Dataset rows describing interfaces
[Start of section]

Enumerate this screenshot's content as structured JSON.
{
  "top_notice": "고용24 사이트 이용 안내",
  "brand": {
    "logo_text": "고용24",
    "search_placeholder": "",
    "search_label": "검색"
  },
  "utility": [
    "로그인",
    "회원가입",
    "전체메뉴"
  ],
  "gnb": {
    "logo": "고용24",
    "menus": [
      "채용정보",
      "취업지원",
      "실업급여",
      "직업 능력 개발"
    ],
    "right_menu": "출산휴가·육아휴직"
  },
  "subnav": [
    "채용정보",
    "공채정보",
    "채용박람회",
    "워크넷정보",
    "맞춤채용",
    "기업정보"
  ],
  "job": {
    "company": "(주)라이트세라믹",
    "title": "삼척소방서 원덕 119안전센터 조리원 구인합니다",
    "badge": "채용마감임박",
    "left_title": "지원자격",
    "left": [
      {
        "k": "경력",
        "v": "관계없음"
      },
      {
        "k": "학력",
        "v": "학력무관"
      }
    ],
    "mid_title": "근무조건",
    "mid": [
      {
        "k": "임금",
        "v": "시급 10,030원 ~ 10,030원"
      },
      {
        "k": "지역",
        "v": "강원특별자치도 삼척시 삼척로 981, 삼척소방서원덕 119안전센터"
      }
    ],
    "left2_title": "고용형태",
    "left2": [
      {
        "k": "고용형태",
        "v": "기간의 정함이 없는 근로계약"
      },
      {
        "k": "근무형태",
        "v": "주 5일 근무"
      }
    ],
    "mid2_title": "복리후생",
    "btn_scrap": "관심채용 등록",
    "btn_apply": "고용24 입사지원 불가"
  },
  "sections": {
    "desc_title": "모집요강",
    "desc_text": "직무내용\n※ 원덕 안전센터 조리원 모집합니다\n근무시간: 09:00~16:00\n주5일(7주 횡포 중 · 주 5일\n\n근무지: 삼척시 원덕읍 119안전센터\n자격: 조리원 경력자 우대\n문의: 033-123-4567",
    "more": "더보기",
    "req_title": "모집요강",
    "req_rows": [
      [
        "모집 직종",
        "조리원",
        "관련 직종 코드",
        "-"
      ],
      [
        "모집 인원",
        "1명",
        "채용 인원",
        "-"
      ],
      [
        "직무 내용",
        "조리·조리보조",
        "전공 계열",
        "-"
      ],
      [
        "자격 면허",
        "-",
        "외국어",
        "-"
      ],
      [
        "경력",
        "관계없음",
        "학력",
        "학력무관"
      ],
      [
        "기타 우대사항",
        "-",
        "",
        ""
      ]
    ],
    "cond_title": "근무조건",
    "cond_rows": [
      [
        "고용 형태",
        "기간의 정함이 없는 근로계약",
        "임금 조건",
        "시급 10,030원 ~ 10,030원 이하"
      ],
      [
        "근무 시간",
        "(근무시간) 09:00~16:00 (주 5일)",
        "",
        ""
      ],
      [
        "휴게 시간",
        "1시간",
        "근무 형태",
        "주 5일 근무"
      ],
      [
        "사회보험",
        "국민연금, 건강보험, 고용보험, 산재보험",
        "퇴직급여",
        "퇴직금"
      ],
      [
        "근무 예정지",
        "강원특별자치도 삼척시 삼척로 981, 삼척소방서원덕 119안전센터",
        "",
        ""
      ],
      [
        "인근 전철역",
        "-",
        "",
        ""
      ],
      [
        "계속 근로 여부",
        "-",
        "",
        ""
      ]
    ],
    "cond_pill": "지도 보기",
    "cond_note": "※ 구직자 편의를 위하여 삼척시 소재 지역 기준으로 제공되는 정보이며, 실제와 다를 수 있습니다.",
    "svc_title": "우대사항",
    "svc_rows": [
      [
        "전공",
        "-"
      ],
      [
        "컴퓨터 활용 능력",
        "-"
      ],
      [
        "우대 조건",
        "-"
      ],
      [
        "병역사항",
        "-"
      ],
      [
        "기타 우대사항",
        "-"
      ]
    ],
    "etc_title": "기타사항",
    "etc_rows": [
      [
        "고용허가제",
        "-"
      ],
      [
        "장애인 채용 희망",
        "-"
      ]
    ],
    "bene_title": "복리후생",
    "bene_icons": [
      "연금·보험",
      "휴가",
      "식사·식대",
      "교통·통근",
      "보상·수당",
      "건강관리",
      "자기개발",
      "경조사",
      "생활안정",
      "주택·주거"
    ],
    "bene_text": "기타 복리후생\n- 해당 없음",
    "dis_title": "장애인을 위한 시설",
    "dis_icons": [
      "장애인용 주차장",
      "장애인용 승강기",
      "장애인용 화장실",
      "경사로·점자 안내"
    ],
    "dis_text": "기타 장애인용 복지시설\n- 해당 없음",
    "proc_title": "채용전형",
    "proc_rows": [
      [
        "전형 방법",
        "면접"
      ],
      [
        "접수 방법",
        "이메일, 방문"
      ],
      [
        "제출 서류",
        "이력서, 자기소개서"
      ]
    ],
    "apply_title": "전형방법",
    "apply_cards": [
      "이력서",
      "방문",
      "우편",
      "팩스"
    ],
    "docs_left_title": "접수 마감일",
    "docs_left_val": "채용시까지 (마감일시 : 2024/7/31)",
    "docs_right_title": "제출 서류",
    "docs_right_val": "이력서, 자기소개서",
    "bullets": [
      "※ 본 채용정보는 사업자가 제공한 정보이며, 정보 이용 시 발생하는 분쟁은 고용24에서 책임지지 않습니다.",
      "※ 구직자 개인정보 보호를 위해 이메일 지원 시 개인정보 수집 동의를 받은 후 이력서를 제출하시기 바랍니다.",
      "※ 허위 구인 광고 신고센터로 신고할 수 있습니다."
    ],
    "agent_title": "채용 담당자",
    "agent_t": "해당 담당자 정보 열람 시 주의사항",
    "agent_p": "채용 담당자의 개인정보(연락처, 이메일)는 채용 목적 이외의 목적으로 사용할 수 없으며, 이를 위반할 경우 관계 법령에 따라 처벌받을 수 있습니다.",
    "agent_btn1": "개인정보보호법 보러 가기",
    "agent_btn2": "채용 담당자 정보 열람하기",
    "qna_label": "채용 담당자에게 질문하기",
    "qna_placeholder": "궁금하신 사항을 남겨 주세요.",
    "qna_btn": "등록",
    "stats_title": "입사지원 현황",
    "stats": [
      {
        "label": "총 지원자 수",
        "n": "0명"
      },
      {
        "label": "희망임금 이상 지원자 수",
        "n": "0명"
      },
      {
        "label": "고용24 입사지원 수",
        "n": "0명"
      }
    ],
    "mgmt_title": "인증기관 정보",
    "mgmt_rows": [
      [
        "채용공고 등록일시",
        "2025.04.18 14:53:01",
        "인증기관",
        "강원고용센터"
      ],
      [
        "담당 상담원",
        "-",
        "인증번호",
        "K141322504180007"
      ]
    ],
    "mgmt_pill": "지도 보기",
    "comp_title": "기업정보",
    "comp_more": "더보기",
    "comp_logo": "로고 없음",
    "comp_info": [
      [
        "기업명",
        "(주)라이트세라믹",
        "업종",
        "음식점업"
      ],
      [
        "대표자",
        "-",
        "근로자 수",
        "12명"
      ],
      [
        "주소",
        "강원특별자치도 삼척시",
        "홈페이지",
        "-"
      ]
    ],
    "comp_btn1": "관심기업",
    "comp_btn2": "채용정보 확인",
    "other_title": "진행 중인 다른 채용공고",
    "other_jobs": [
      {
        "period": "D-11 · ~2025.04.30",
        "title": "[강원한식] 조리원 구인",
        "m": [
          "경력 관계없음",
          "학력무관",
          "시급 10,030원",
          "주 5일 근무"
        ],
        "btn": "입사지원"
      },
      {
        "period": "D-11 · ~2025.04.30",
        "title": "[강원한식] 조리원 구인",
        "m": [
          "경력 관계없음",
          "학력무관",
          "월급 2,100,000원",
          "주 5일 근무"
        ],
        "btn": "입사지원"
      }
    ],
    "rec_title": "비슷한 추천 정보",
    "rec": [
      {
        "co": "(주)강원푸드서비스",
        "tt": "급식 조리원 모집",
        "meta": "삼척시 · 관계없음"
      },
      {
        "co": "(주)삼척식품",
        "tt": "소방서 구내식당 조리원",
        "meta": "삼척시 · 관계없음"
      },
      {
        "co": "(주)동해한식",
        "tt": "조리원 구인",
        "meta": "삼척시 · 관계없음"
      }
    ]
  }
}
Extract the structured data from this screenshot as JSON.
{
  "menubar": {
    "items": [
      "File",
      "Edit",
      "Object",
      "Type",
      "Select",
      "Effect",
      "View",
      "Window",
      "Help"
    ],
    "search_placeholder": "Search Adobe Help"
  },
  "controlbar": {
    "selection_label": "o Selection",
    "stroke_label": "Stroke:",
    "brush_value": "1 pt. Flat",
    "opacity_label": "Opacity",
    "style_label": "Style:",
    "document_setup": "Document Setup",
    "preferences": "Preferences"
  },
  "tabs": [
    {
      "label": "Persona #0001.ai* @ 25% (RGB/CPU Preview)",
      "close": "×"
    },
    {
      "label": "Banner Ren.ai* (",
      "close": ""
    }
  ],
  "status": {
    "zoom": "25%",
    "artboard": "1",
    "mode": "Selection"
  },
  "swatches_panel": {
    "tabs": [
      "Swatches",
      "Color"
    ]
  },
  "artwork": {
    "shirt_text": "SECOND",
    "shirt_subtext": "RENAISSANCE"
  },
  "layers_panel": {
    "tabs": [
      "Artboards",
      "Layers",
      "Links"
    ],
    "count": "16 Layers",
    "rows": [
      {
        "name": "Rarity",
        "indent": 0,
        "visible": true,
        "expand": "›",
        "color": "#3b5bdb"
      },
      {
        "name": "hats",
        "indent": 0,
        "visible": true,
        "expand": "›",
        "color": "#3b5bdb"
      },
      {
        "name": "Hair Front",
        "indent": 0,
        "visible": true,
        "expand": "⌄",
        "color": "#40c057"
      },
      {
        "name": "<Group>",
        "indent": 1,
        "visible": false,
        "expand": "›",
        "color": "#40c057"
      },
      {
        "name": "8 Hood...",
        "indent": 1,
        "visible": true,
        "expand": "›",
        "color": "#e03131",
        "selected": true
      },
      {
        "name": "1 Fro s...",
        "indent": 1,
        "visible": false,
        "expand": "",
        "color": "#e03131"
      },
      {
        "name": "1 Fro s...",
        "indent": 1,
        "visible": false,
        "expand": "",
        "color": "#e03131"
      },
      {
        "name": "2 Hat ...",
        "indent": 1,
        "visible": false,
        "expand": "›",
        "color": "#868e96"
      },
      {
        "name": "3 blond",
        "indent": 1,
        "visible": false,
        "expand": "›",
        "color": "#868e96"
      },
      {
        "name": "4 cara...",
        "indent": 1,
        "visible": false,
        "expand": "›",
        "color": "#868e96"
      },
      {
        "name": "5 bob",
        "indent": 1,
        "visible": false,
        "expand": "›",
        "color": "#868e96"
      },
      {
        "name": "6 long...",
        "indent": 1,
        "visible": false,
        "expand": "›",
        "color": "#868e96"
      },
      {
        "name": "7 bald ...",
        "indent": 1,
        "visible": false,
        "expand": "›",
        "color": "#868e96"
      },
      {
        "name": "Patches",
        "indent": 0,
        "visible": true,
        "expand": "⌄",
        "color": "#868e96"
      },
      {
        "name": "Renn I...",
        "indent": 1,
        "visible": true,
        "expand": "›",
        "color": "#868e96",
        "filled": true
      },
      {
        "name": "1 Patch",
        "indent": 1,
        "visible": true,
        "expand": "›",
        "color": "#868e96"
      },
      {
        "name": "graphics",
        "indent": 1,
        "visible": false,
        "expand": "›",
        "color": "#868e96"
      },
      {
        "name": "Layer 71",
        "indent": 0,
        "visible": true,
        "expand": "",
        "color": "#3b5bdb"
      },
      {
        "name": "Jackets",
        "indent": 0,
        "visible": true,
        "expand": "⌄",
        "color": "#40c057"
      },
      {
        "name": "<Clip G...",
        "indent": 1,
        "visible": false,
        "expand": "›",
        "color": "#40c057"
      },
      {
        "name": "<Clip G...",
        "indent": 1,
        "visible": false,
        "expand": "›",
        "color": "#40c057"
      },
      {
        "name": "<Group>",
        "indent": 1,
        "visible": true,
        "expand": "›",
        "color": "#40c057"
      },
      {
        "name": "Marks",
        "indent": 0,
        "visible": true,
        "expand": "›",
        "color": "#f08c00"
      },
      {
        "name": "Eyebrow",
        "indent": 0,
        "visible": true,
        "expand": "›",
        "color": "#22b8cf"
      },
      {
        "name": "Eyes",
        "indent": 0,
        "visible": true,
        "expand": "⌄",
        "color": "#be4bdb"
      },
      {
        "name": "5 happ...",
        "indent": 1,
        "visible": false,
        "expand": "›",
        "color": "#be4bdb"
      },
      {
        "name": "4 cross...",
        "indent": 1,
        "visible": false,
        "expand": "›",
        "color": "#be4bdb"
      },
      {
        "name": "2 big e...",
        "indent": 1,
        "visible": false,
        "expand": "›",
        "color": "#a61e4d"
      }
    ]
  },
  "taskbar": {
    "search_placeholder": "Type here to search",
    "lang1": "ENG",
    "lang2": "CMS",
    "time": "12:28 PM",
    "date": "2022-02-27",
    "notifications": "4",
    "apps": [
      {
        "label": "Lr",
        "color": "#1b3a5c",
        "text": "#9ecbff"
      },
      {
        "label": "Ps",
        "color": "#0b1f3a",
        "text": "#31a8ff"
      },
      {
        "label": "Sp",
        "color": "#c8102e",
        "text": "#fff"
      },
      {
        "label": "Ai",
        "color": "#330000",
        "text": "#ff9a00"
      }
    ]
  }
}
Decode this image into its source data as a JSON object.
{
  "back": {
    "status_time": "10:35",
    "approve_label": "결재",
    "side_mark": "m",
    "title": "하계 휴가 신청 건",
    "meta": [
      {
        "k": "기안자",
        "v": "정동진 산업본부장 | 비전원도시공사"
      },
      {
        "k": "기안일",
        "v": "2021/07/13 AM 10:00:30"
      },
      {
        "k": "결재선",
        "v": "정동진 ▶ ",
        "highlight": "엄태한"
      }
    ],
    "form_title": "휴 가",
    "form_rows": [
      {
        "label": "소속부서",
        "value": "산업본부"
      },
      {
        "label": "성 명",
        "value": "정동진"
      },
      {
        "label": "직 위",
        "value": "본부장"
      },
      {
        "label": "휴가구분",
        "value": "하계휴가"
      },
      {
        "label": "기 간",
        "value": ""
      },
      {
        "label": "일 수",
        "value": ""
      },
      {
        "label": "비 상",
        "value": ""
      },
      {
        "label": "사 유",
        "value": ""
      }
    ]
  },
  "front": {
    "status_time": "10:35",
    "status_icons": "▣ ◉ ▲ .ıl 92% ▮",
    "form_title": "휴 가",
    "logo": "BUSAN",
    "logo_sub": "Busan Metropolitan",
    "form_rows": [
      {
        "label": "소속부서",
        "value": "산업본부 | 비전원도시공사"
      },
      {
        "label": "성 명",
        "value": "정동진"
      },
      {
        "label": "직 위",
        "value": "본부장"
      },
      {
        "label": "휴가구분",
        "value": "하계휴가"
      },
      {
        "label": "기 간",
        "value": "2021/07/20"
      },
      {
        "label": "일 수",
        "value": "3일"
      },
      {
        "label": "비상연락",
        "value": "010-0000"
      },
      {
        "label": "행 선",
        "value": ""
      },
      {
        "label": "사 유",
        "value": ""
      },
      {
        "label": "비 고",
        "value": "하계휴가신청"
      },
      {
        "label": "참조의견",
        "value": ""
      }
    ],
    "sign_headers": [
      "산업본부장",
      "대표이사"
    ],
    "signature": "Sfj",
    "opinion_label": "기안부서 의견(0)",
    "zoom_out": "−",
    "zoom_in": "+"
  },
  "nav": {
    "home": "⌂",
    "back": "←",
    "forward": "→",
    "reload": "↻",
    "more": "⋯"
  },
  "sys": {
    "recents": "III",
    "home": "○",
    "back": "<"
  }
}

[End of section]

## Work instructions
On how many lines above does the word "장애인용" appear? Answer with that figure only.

## Completed exercise
4